Organisers of the annual July 1 protest march have accused the police of not laying down clear ground rules to avoid confrontation and chaos.
The rally's organisers met police yesterday and asked for specific conditions in which officers would take action against protesters.
'We asked under what circumstances the police would take action - if protesters used chalk to write slogans on the footpath, for example - and all they said was they would take action depending on the situation,' said Gary Fan Kwok-wai of the Civil Human Rights Front, adding police addressed concerns raised during the meeting only in general terms.
'If participants feel their freedom is suppressed in the rally, they might have a strong reaction. We don't want this to happen ... it's better for them to discuss plans with us now than to deal with individual groups at the scene,' he said.
But police said last night that officers respected the public's right to express their views and to assemble. They plan to communicate with rally organisers to try to understand their needs and provide help.
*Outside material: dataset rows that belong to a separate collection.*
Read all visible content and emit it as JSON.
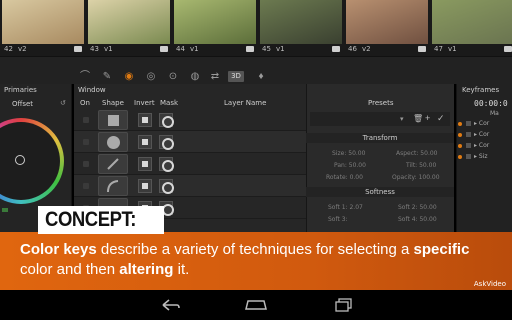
{
  "thumbnails": [
    {
      "label": "42",
      "suffix": "v2",
      "colors": [
        "#d8c8a0",
        "#a88a60"
      ]
    },
    {
      "label": "43",
      "suffix": "v1",
      "colors": [
        "#dcd2a8",
        "#7a8a50"
      ],
      "selected": true
    },
    {
      "label": "44",
      "suffix": "v1",
      "colors": [
        "#a8b870",
        "#5c6e3a"
      ]
    },
    {
      "label": "45",
      "suffix": "v1",
      "colors": [
        "#6c7a50",
        "#3a4030"
      ]
    },
    {
      "label": "46",
      "suffix": "v2",
      "colors": [
        "#b89070",
        "#705040"
      ]
    },
    {
      "label": "47",
      "suffix": "v1",
      "colors": [
        "#8a9a60",
        "#6a7450"
      ]
    }
  ],
  "toolbar": {
    "tools": [
      "curve-icon",
      "eyedropper-icon",
      "qualifier-icon",
      "window-icon",
      "tracker-icon",
      "blur-icon",
      "key-icon"
    ],
    "three_d_label": "3D"
  },
  "primaries": {
    "title": "Primaries",
    "offset_label": "Offset"
  },
  "window_panel": {
    "title": "Window",
    "columns": {
      "on": "On",
      "shape": "Shape",
      "invert": "Invert",
      "mask": "Mask",
      "layer_name": "Layer Name"
    }
  },
  "presets": {
    "title": "Presets",
    "transform_title": "Transform",
    "fields": {
      "size": "Size: 50.00",
      "aspect": "Aspect: 50.00",
      "pan": "Pan: 50.00",
      "tilt": "Tilt: 50.00",
      "rotate": "Rotate: 0.00",
      "opacity": "Opacity: 100.00"
    },
    "softness_title": "Softness",
    "softness": {
      "soft1": "Soft 1: 2.07",
      "soft2": "Soft 2: 50.00",
      "soft3": "Soft 3:",
      "soft4": "Soft 4: 50.00"
    }
  },
  "keyframes": {
    "title": "Keyframes",
    "timecode": "00:00:0",
    "rows": [
      "Ma",
      "Cor",
      "Cor",
      "Cor",
      "Siz"
    ]
  },
  "overlay": {
    "concept_label": "CONCEPT:",
    "text_parts": [
      {
        "text": "Color keys",
        "bold": true
      },
      {
        "text": " describe a variety of techniques for selecting a ",
        "bold": false
      },
      {
        "text": "specific",
        "bold": true
      },
      {
        "text": " color and then ",
        "bold": false
      },
      {
        "text": "altering",
        "bold": true
      },
      {
        "text": " it.",
        "bold": false
      }
    ],
    "watermark": "AskVideo",
    "accent": "#e0660f"
  },
  "navbar": {
    "back": "back-icon",
    "home": "home-icon",
    "recents": "recents-icon"
  }
}
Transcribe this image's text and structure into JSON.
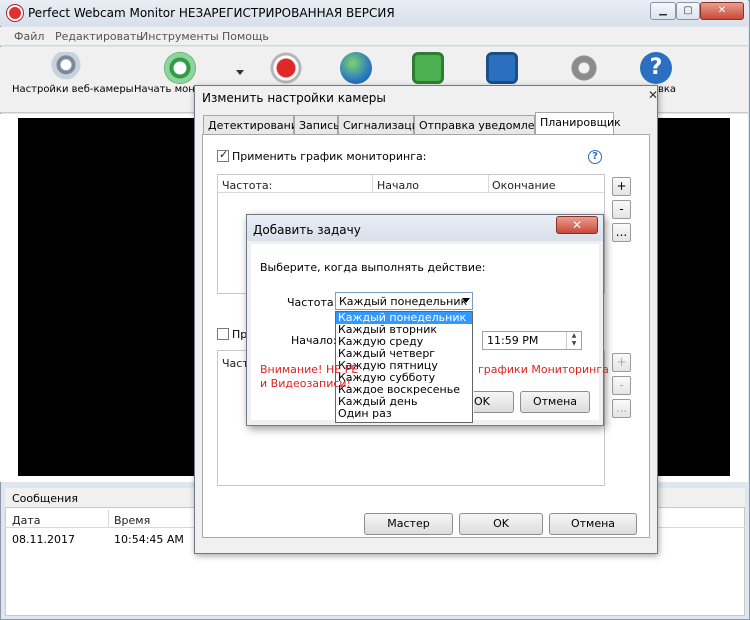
{
  "window": {
    "title": "Perfect Webcam Monitor НЕЗАРЕГИСТРИРОВАННАЯ ВЕРСИЯ"
  },
  "menu": [
    "Файл",
    "Редактировать",
    "Инструменты",
    "Помощь"
  ],
  "toolbar": {
    "webcam_settings": "Настройки веб-камеры",
    "start_monitoring": "Начать мони",
    "help_partial": "вка"
  },
  "messages": {
    "header": "Сообщения",
    "columns": [
      "Дата",
      "Время"
    ],
    "rows": [
      {
        "date": "08.11.2017",
        "time": "10:54:45 AM"
      }
    ]
  },
  "camera_dialog": {
    "title": "Изменить настройки камеры",
    "tabs": [
      "Детектирование",
      "Запись",
      "Сигнализация",
      "Отправка уведомлений",
      "Планировщик"
    ],
    "active_tab": "Планировщик",
    "apply_schedule_label": "Применить график мониторинга:",
    "apply_schedule_checked": true,
    "grid_columns": [
      "Частота:",
      "Начало",
      "Окончание"
    ],
    "second_check_label": "При",
    "second_grid_col": "Часто",
    "side_buttons": [
      "+",
      "-",
      "..."
    ],
    "buttons": {
      "master": "Мастер",
      "ok": "OK",
      "cancel": "Отмена"
    }
  },
  "task_dialog": {
    "title": "Добавить задачу",
    "close": "✕",
    "prompt": "Выберите, когда выполнять действие:",
    "frequency_label": "Частота:",
    "frequency_value": "Каждый понедельник",
    "frequency_options": [
      "Каждый понедельник",
      "Каждый вторник",
      "Каждую среду",
      "Каждый четверг",
      "Каждую пятницу",
      "Каждую субботу",
      "Каждое воскресенье",
      "Каждый день",
      "Один раз"
    ],
    "selected_option": 0,
    "start_label": "Начало:",
    "start_time": "11:59 PM",
    "warning_line1_a": "Внимание! НЕ РЕ",
    "warning_line1_b": "графики Мониторинга",
    "warning_line2": "и Видеозаписи!",
    "ok_label": "OK",
    "cancel_label": "Отмена"
  }
}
This year, protesters plan to call on Chief Executive Donald Tsang Yam-kuen to step down, the first time such a demand will have been made since 2003. They also plan to call for universal suffrage in 2012 and to voice their opposition against powerful developers, Fan said.
He said he hoped the police would trust volunteers helping with the rally to keep order by deploying fewer officers. The organisers also hope for more communication with frontline police during the rally.
Fan would not say how many people the organisers expected at the rally this year, but the estimate given police was about 50,000. Organisers will meet police again in mid-June.
The concerns stem from a rally this month in which police broke up gay and lesbian activists who were dancing, telling them they couldn't do so at a rally as they didn't have a public entertainment licence.
There was also a high-profile police investigation into graffiti around the city regarding detained mainland artist Ai Weiwei , and the use of pepper spray in a protest in March after some demonstrators occupied a key road in Central.
At last year's rally, some protesters refused to leave the Central Government Offices and confronted police. Fan said organisers would not stop protesters from doing the same thing this year, adding it was up to them what they did after the march.
'People suffering under the hegemony of developers - like residents of Tsoi Yuen Tsuen and Mei Foo - will lead the march,' Fan said.